Fluid dynamics—the movement of particles in flow—remains one of the most intractable areas of study in all of science, with fluids in action being among the hardest phenomena to model, even with a very high-speed supercomputer.
The same may be true of hip-hop, if the relative absence of scholarly writing on the principles of the art form is any indication. Enormous swaths of text have been, and are being, composed on hip-hop’s master narrative: The Bronx, poverty, Kool Herc, Danceteria, Run-DMC, etc. Meanwhile, others delve into rap’s social and sexual politics, ad infinitum.
To my thinking, though, the real excitement truly, absolutely, lies near hip-hop’s epicenter, and its most elemental, fundamental questions; those corresponding to its mechanics.
For example, Why does rhyme work? Why does the act of mating like sounds grab a listener’s interest? I mean, when you think of it, why should so simple a trick hold the fascination of grown men and women, or anyone older than an infant?
Or, how do artists make word choices, winnowing away all possible semantics until they have crafted a narrative, or maybe a diatribe?
From what does rhythm derive its power? When a rapper speaks confidently over a strong meter, what new sound is he, by fusion, building, different from either his voice or the track, alone? Is this singing? If not, why not? How is doing this different from the way people made music before hip-hop’s advent?
And, most of all, when these and other queries are considered all together, how, and why, does hip-hop function as a system, one of both cognition and action?
Or, as Dr. Adam Bradley says in his amazing new text, Book of Rhymes: The Poetics of Hip Hop, in one of a seeming cluster of elegantly parsed, yet deeply thoughtful insights, “The MCs most basic challenge is this: When given a beat, what do you do?”
“Rap is what results when MCs take the natural rhythms of everyday speech and reshape them to a beat. The drumbeat is rap’s heartbeat; its metronomic regularity gives rap its driving energy and inspires the lyricist’s creativity. ‘Music only needs a pulse,’ the RZA of the Wu-Tang Clan explains. ‘Even a hum, with a bass and snare—it’ll force a pulse, a beat. It makes order out of noise.’ Robert Frost put it even more plainly: ‘The beat of the heart seems to be basic in all making of poetry in all languages.’ In rap, whether delivered in English or Portugese, Korean or Farsi, we hear two and sometimes many more rhythms layered on top of one another. The central rhythmic relationship, though, is always between the beat and the voice. As the RZA explains, the beat should ‘inspire that feeling in an MC, that spark that makes him want to grab a mic and rip it.’

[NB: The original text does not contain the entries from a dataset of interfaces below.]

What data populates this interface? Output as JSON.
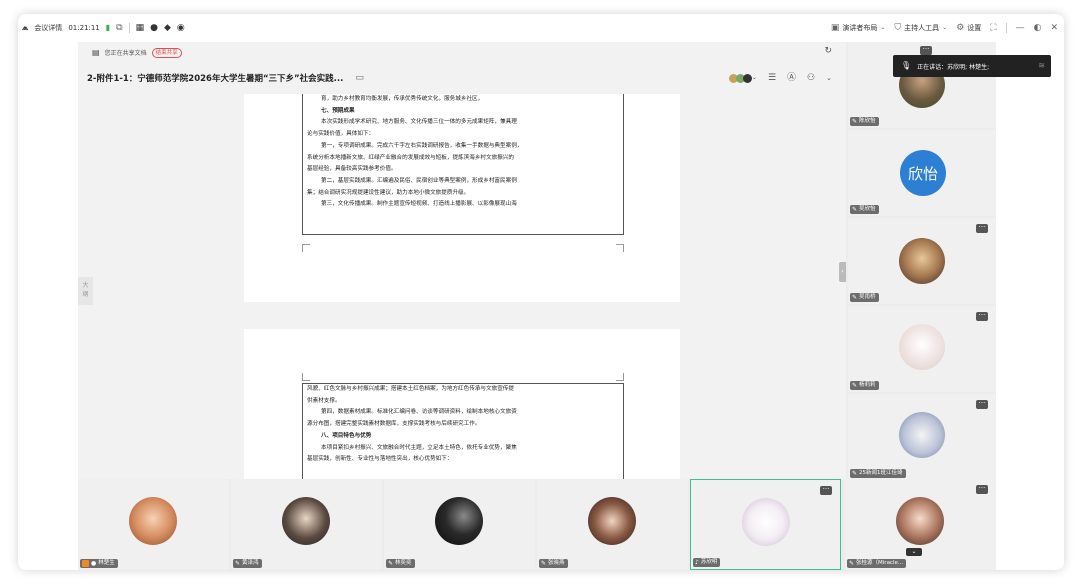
{
  "titlebar": {
    "meeting_details": "会议详情",
    "duration": "01:21:11",
    "layout": "演讲者布局",
    "host_tools": "主持人工具",
    "settings": "设置"
  },
  "doc": {
    "sharing_label": "您正在共享文档",
    "stop_share": "结束共享",
    "title": "2-附件1-1：宁德师范学院2026年大学生暑期“三下乡”社会实践...",
    "outline_tab": "大纲",
    "page1_lines": [
      "育，助力乡村教育均衡发展，传承优秀传统文化，服务城乡社区，",
      "七、预期成果",
      "本次实践形成学术研究、地方服务、文化传播三位一体的多元成果矩阵，兼具理",
      "论与实践价值，具体如下：",
      "第一，专项调研成果。完成六千字左右实践调研报告，收集一手数据与典型案例，",
      "系统分析本地播新文旅、红绿产业融合的发展成效与短板，提炼滨海乡村文旅振兴的",
      "基层经验，具备较高实践参考价值。",
      "第二，基层实践成果。汇编遍及民俗、民宿创业等典型案例，形成乡村富民案例",
      "集；结合调研实况规提建设性建议，助力本地小微文旅提质升级。",
      "第三，文化传播成果。制作主题宣传短视频、打造线上播影展、以影像展现山海"
    ],
    "page2_lines": [
      "风貌、红色文脉与乡村振兴成果；搭建本土红色档案，为地方红色传承与文旅宣传提",
      "供素材支撑。",
      "第四，数据素材成果。标准化汇编问卷、访谈等调研资料，绘制本地核心文旅资",
      "源分布图，搭建完整实践素材数据库，支撑实践考核与后续研究工作。",
      "八、项目特色与优势",
      "本项目紧扣乡村振兴、文旅融合时代主题，立足本土特色，依托专业优势，聚焦",
      "基层实践，创新性、专业性与落地性突出，核心优势如下："
    ]
  },
  "speaker_popup": {
    "label": "正在讲话：苏欣明; 林楚生;"
  },
  "right_tiles": [
    {
      "name": "陈欣怡"
    },
    {
      "name": "吴欣怡",
      "avatar_text": "欣怡"
    },
    {
      "name": "吴雨桥"
    },
    {
      "name": "杨莉莉"
    },
    {
      "name": "25新闻1班江佳琦"
    },
    {
      "name": "张桂源（Miracle..."
    }
  ],
  "bottom_tiles": [
    {
      "name": "林楚生"
    },
    {
      "name": "黄泽鸿"
    },
    {
      "name": "林奕奕"
    },
    {
      "name": "张晓燕"
    },
    {
      "name": "苏欣明"
    }
  ],
  "colors": {
    "active_border": "#3ebf8f",
    "stop_share": "#e05050",
    "signal": "#2fb34b",
    "avatar_blue": "#2d7fd3"
  }
}
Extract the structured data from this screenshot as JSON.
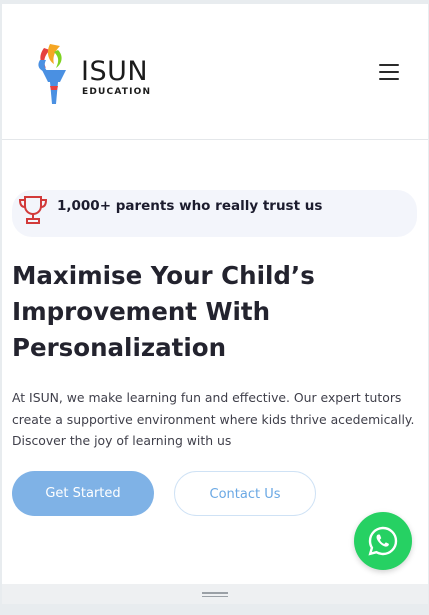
{
  "brand": {
    "name": "ISUN",
    "tagline": "EDUCATION",
    "logo_colors": [
      "#e5413f",
      "#f5a623",
      "#4a90e2",
      "#7ed321"
    ]
  },
  "header": {
    "menu_icon": "hamburger-icon"
  },
  "trust_badge": {
    "icon": "trophy-icon",
    "text": "1,000+ parents who really trust us",
    "icon_color": "#d23a3a"
  },
  "hero": {
    "title": "Maximise Your Child’s Improvement With Personalization",
    "description": "At ISUN, we make learning fun and effective. Our expert tutors create a supportive environment where kids thrive acedemically. Discover the joy of learning with us"
  },
  "buttons": {
    "primary_label": "Get Started",
    "secondary_label": "Contact Us"
  },
  "floating": {
    "icon": "whatsapp-icon",
    "color": "#26d163"
  },
  "bottom_bar": {
    "icon": "drag-handle-icon"
  }
}
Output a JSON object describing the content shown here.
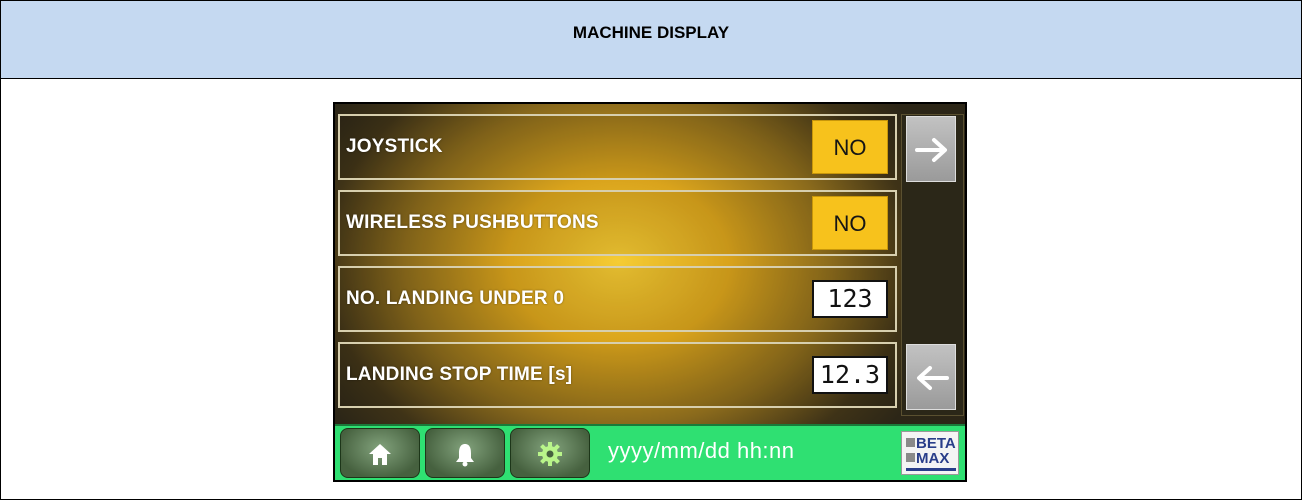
{
  "document": {
    "header": "MACHINE DISPLAY"
  },
  "screen": {
    "rows": [
      {
        "label": "JOYSTICK",
        "value": "NO",
        "kind": "yes-no"
      },
      {
        "label": "WIRELESS PUSHBUTTONS",
        "value": "NO",
        "kind": "yes-no"
      },
      {
        "label": "NO. LANDING UNDER 0",
        "value": "123",
        "kind": "number"
      },
      {
        "label": "LANDING STOP TIME [s]",
        "value": "12.3",
        "kind": "number"
      }
    ],
    "nav": {
      "next_icon": "arrow-right-icon",
      "prev_icon": "arrow-left-icon"
    },
    "status_bar": {
      "buttons": [
        {
          "icon": "home-icon"
        },
        {
          "icon": "bell-icon"
        },
        {
          "icon": "gear-icon"
        }
      ],
      "datetime": "yyyy/mm/dd hh:nn",
      "logo": {
        "line1": "BETA",
        "line2": "MAX"
      }
    },
    "colors": {
      "yes_no_fill": "#f7c21c",
      "status_bar": "#2fe072",
      "panel_glow": "#f5cc34"
    }
  }
}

“Rappers have a word for what they do when the rhythm sparks them; they call it flow. Simply put, flow is an MC’s distinctive lyrical cadence, usually in relation to a beat. It is rhythm over time. In a compelling twist of etymology, the word rhythm is derived from the Greek rheo, meaning “flow.” Flow is where poetry and music communicate in a common language of rhythm. It relies on tempo, timing, and the consituitive elements of linguistic prosody: accent, pitch, timbre, and intonation.”
There are so many good things about writing like this: The clarity of Bradley’s language; the gentle way he uses technical terms, in order to bring readers into his secrets; the subtle manner by which he alludes to hip-hop’s global impact; his ear for pounding quotes; the good sense to mate RZA and Robert Frost, maybe for the first time, ever; the fact that all of this occurs within the book’s first six pages.
I had to make certain that Adam Bradley would be the guest, today, on my WBAI-NY / 99.5 FM radio show, NONFICTION, this afternoon, Friday, April 17, at 2 pm ET. And so he is.
You can hear his ideas by tuning in at 2 pm. If you’re outside of the New York tri-state, check out our stream on the web. If you miss the live show, dig into our archives for up to 90 days after broadcast.